It is ironic that in China the majority of Protestant Christians are actively resisting the heresy of patriotic Christianity, while the majority of American Protestants are actively adopting the heresy.

I think the Chinese believers are right. Every time the church has become too cozy with the state, bad things have happened. The two big examples that come to mind are: (1) how the Christian faith became militaristic and void of meaning after Constantine legalized the religion in the Roman empire and then co-opted it for his own purposes and (2) when theologians in Germany preached that faith and state should be one, and then Hitler came along and turned the church into a fundamental backer of his regime and the holocaust.

I don’t think we should thumb our noses at the law without cause, but if the law and our consciences conflict, then we should defy the law. Churches are supposed to support that notion. In China, most people seem to understand that. I wish American Christians would wake up to this truth too.

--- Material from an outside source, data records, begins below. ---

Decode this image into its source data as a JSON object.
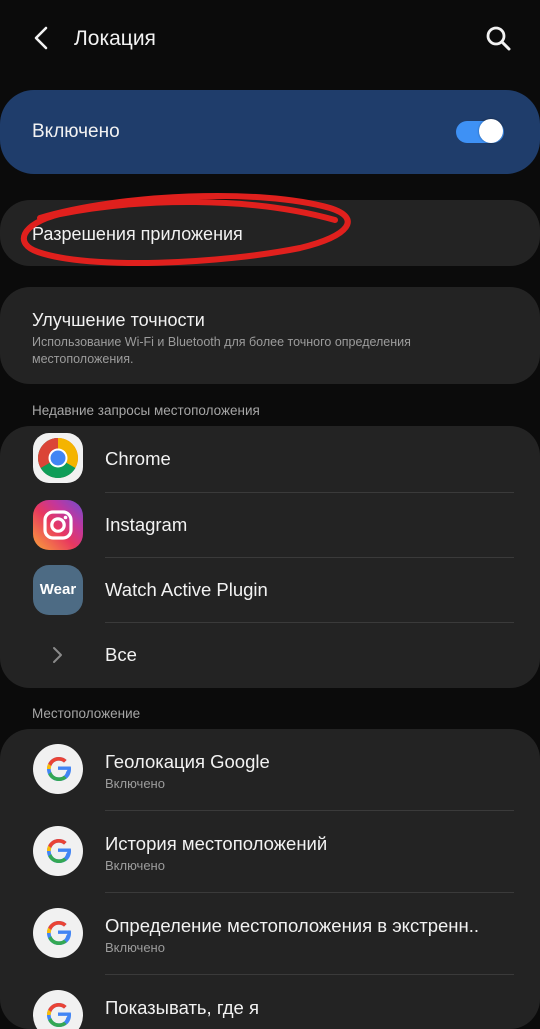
{
  "header": {
    "title": "Локация",
    "back_icon": "back-arrow-icon",
    "search_icon": "search-icon"
  },
  "master_switch": {
    "label": "Включено",
    "state": "on",
    "accent_color": "#3e91f5",
    "card_color": "#1f3d6b"
  },
  "app_permissions": {
    "label": "Разрешения приложения",
    "annotation_color": "#e0201d"
  },
  "accuracy": {
    "title": "Улучшение точности",
    "subtitle": "Использование Wi-Fi и Bluetooth для более точного определения местоположения."
  },
  "recent": {
    "header": "Недавние запросы местоположения",
    "items": [
      {
        "label": "Chrome",
        "icon": "chrome-icon"
      },
      {
        "label": "Instagram",
        "icon": "instagram-icon"
      },
      {
        "label": "Watch Active Plugin",
        "icon": "wear-icon",
        "icon_text": "Wear"
      }
    ],
    "all_label": "Все"
  },
  "location_services": {
    "header": "Местоположение",
    "items": [
      {
        "label": "Геолокация Google",
        "status": "Включено",
        "icon": "google-icon"
      },
      {
        "label": "История местоположений",
        "status": "Включено",
        "icon": "google-icon"
      },
      {
        "label": "Определение местоположения в экстренн..",
        "status": "Включено",
        "icon": "google-icon"
      },
      {
        "label": "Показывать, где я",
        "icon": "google-icon"
      }
    ]
  }
}
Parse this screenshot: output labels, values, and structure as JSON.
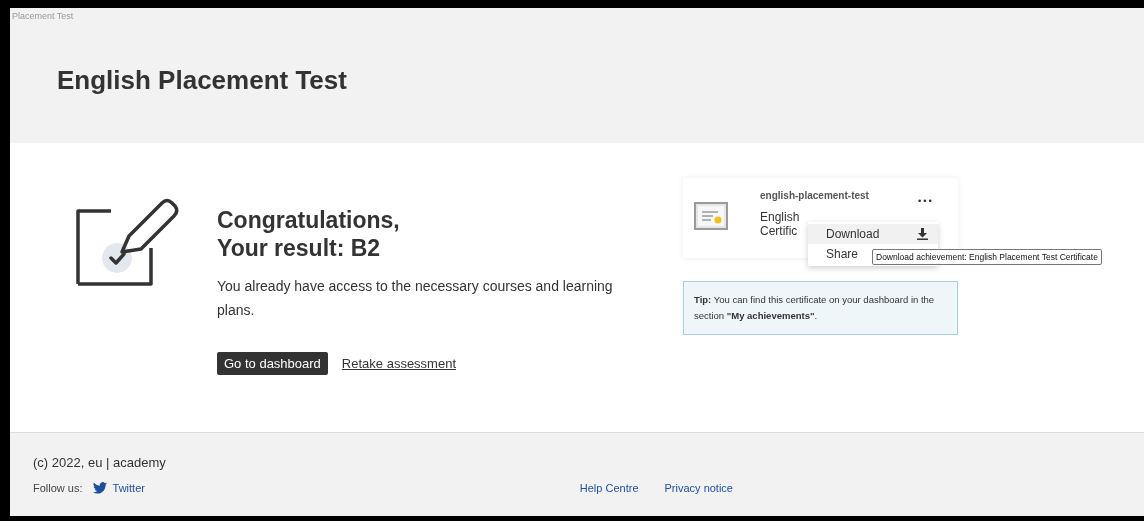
{
  "header": {
    "breadcrumb": "Placement Test",
    "title": "English Placement Test"
  },
  "result": {
    "heading_lines": [
      "Congratulations,",
      "Your result: B2"
    ],
    "text": "You already have access to the necessary courses and learning plans.",
    "primary_button": "Go to dashboard",
    "secondary_link": "Retake assessment"
  },
  "achievement_card": {
    "slug": "english-placement-test",
    "title_visible": [
      "English",
      "Certific"
    ],
    "more_button": "•••"
  },
  "menu": {
    "items": [
      {
        "label": "Download",
        "selected": true
      },
      {
        "label": "Share",
        "selected": false
      }
    ]
  },
  "tooltip": "Download achievement: English Placement Test Certificate",
  "tip": "**Tip:** You can find this certificate on your dashboard in the section **\"My achievements\"**.",
  "footer": {
    "copyright": "(c) 2022, eu | academy",
    "follow_label": "Follow us:",
    "twitter": "Twitter",
    "links": [
      "Help Centre",
      "Privacy notice"
    ]
  }
}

I have been torn about the Olympics controvery for some time and haven’t said much here because of my contradicting concerns.

Generally, I believe that the concept of the Olympics has merit. The original Olympics was an actual time of truce in which all of the wars stopped for the games. Today, the wars continue on during the Olympics, but at least in principal there is the idea that the games provide a chance for all nations (even enemies) to come together and compete against each other in a context other than war. And as a child of the 80’s, I felt that dueling boycotts of the USA and USSR of the games were an unfortunate thing.

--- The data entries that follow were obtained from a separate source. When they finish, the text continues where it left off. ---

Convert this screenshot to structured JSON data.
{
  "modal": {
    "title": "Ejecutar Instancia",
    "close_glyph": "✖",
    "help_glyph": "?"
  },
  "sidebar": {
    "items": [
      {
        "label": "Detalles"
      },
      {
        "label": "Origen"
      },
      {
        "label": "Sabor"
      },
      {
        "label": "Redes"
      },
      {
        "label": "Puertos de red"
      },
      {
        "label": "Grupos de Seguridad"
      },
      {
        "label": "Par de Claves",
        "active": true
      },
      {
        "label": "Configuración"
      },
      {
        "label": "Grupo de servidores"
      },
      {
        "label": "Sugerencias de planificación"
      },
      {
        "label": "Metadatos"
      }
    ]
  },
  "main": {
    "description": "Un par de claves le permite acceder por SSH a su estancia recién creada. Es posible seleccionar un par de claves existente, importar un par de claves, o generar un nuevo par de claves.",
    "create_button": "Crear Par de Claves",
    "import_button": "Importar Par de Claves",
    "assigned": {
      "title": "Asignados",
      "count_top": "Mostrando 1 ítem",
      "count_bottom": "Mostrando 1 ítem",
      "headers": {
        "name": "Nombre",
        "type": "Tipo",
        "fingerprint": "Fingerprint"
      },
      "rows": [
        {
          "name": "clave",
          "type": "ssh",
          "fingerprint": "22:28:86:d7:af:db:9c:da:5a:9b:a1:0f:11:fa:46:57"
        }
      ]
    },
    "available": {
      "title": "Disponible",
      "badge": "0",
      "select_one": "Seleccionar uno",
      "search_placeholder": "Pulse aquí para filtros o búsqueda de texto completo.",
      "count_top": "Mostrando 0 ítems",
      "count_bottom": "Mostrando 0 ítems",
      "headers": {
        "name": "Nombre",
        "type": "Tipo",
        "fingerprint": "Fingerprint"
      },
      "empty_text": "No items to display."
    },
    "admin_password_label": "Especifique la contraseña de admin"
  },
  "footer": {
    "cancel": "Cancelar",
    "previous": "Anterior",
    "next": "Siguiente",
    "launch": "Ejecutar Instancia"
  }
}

However, the situation in China is atrocious right now. I understand that not all of my readers will agree with me, but from my perspective (as a person of a Democratic-Socialist political persuasion), China is currently on a horrible path. It has adopted the worst of both of the dominant political systems of the last century: from the USSR model a repressive and totalitarian political environment, and from the USA model, a cut-throat capitalist system that is widening the gap between the haves and the have-nots.

More precisely, the PROC (People’s Republic of China) regime is committing the following wrongs as I see it…

1. It imprisons independent journalists and anyone who dares to ask too many questions.

2. Contrary to the rosy views of some (including my alma mater, OCU School of Law) it is now cracking down on the rights of Attorneys.

3. It horribly censors the Internet.

4. It persecutes people of all faiths (including Buddhists, Christians and practioners of Falon Gong).

5.  It is treating the rural poor like dirt, while allowing the upper classes to become filthy rich.

6. It has “one-child-only” policies that force parents to abort pregnancies after their first child’s birth.

7. It continues to enslave the people of Tibet.

8. It continues to imprison many of the brave young men and women who protested at Tiannenmen Square in 1989.

9. It is rapidly arming itself to the teeth (of the USA is a far bigger wrong-doer in this regard, but the USA being wrong doesn’t make the PROC right).

This is only the tip of the iceberg. I haven’t even touched issues such as environmental justice, the rights of other ethnic minorities in China besides the Tibetans, etc.

The more I think about it, the spectacle of the Olympics is just that, a spectacle. I wish it actually represented the values of fair sport and peace, but it doesn’t today. Instead it is big money-making racket that is being used to give legitmacy to one of the most represive regimes on earth.

For me, reading this website (HRICHINA.org) is what pushed me to the point of deciding to publicly protest the Beijing Olympics. Things are not only bad in China, but are getting worse, and that worsening of the situation I think is in large part due to the Olympics.

So that’s why I’m taking the stance that I am. I encourage all of my readers to follow the link on the side of this blog to the Reporters without Borders website to read more about the situation and planned actions of protest.